- [Activity]
Copy each line of the entries beneath that contains the word "icon".

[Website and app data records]

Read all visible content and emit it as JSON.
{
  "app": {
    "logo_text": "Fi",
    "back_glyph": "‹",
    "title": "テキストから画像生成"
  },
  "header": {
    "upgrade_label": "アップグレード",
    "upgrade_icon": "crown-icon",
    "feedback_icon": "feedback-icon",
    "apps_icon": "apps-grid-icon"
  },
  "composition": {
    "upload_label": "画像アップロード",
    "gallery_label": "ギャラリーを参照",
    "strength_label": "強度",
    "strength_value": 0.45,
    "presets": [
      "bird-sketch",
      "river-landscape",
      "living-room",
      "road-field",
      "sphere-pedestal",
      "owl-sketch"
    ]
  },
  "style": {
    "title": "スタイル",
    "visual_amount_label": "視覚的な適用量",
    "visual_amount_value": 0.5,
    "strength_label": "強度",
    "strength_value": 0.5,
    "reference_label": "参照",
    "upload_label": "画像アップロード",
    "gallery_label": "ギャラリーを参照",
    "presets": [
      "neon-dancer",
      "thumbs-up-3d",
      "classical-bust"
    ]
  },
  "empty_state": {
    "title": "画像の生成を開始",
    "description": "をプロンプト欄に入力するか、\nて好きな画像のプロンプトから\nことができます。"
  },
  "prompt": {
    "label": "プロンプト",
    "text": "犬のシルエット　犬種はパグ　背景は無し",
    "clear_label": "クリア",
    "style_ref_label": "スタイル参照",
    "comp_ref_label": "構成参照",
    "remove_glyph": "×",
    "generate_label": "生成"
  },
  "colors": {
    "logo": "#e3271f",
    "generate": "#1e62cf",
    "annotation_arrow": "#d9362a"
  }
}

- [Result]
    "upgrade_icon": "crown-icon",
    "feedback_icon": "feedback-icon",
    "apps_icon": "apps-grid-icon"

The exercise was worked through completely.